(DATA FOR REVIEW Opens)

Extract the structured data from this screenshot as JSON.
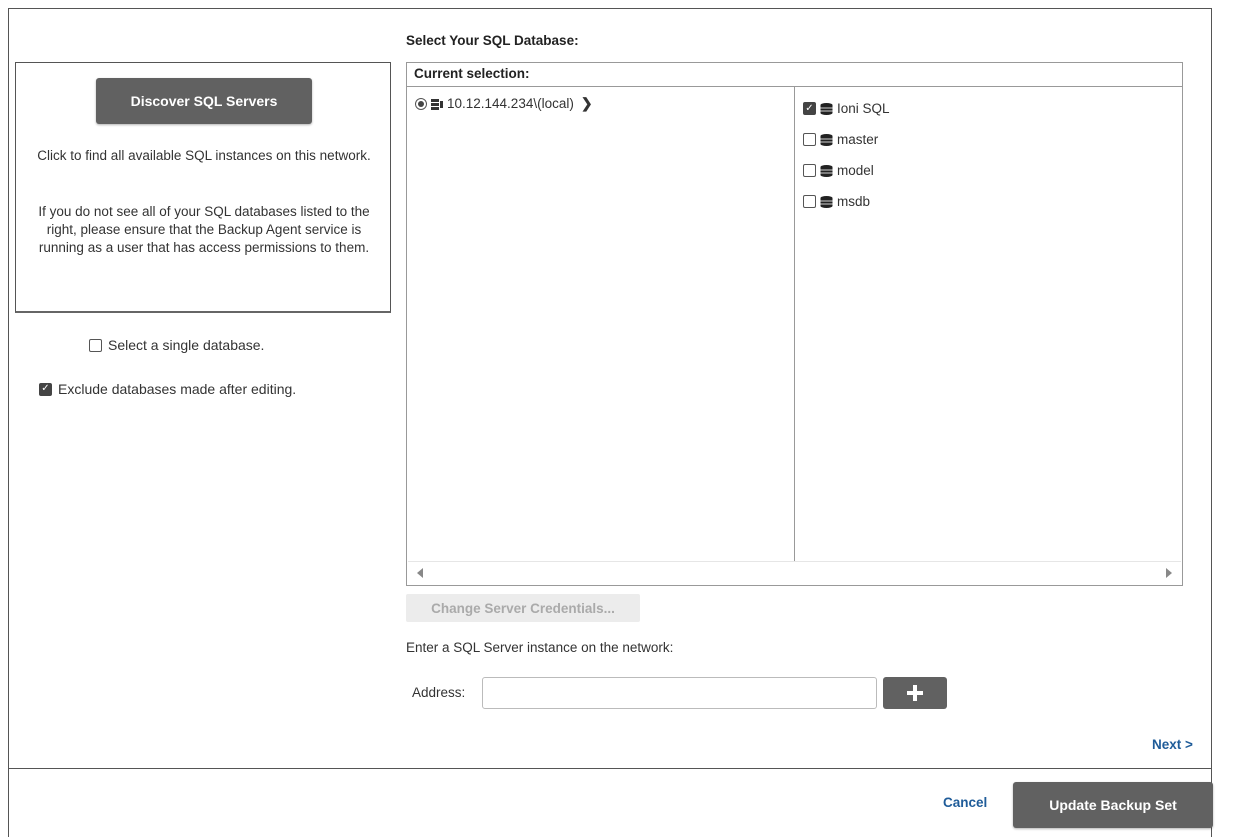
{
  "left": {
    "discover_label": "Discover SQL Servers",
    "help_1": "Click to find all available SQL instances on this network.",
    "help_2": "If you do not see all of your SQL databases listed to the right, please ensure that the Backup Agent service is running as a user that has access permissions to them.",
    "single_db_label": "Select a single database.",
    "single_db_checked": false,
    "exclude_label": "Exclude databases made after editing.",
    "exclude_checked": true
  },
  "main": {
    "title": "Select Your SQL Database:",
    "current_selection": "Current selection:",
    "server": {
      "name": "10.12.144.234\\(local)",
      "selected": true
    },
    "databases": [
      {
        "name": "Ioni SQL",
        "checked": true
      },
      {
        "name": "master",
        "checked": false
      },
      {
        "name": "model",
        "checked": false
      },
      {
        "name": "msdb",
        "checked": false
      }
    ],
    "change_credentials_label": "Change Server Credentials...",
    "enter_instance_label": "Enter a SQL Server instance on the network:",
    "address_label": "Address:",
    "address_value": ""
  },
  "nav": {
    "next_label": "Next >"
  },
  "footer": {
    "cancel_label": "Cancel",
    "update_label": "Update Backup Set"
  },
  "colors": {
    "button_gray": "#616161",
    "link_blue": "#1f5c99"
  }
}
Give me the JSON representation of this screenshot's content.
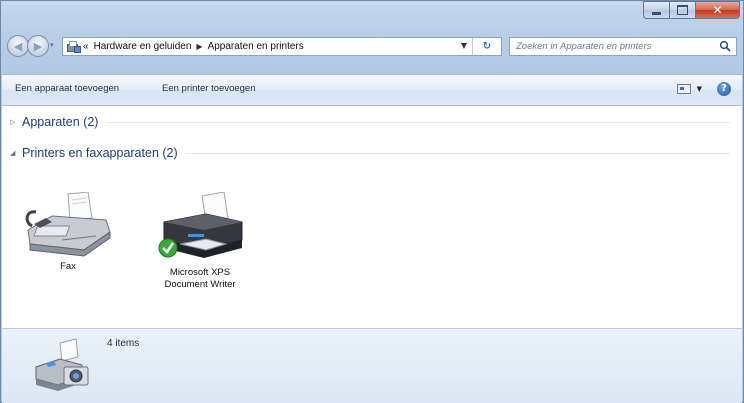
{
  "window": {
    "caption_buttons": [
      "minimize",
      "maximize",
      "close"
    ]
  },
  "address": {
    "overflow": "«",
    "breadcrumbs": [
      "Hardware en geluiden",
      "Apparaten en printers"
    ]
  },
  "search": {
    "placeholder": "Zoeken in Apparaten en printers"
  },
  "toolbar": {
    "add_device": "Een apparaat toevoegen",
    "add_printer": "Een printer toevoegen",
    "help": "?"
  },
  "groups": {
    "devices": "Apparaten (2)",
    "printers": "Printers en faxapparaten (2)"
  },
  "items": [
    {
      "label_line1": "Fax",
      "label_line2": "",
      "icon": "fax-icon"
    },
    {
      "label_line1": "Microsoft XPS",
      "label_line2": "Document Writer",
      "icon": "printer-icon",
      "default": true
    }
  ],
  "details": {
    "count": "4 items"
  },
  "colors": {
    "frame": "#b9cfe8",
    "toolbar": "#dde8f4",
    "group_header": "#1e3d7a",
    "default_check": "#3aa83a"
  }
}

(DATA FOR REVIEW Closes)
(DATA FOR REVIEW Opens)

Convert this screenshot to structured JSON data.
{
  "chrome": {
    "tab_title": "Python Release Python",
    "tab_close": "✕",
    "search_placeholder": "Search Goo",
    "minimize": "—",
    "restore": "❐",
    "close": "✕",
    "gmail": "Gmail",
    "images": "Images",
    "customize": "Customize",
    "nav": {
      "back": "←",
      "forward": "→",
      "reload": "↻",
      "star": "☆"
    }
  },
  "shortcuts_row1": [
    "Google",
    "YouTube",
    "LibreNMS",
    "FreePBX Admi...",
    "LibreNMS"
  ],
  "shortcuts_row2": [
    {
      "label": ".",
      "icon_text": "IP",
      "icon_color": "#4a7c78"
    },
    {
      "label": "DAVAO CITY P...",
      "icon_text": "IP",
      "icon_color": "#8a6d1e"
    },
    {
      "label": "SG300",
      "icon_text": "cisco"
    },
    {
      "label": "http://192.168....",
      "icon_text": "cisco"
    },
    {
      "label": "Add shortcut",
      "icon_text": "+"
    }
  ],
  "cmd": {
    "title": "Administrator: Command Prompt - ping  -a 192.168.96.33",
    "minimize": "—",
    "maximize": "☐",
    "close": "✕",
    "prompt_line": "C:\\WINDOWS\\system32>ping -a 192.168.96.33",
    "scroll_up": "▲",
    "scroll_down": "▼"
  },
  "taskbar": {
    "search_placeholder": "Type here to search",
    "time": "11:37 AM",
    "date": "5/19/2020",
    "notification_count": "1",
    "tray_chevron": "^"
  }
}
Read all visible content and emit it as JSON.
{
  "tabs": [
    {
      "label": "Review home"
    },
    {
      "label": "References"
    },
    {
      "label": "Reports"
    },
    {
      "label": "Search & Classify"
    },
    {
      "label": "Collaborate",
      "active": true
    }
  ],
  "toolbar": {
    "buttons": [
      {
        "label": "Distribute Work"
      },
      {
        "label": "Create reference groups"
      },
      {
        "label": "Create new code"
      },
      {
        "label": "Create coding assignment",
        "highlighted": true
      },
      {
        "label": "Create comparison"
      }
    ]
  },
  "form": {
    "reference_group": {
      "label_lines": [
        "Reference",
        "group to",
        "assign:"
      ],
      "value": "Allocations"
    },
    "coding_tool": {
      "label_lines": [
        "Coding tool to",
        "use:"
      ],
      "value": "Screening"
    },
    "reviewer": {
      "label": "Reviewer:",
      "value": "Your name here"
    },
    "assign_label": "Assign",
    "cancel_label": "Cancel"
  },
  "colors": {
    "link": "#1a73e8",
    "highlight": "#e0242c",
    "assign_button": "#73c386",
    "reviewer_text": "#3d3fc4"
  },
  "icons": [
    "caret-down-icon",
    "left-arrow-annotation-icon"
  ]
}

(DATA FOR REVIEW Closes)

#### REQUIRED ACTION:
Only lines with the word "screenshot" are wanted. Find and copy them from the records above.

#### SOLUTION:
Extract the structured data from this screenshot as JSON.
Give me the JSON representation of this screenshot's content.
Convert this screenshot to structured JSON data.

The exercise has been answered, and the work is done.